-- Dataset content --

[Start of Attachment]

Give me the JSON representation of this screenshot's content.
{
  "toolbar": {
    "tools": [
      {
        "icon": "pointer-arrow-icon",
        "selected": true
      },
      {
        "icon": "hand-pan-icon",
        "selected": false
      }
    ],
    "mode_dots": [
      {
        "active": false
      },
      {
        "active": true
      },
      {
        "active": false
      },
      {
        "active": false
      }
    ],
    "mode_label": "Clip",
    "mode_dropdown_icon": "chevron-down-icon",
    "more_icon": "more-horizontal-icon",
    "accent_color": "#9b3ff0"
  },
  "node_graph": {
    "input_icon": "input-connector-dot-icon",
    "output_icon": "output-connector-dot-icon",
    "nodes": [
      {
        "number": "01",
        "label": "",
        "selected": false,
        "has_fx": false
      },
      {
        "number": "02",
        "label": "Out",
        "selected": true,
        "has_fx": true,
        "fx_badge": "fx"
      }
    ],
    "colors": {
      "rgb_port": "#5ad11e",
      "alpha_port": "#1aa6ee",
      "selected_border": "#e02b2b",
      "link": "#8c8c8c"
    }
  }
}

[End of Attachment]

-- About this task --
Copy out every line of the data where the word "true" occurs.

-- Solved problem --
        "selected": true
        "active": true
        "selected": true,
        "has_fx": true,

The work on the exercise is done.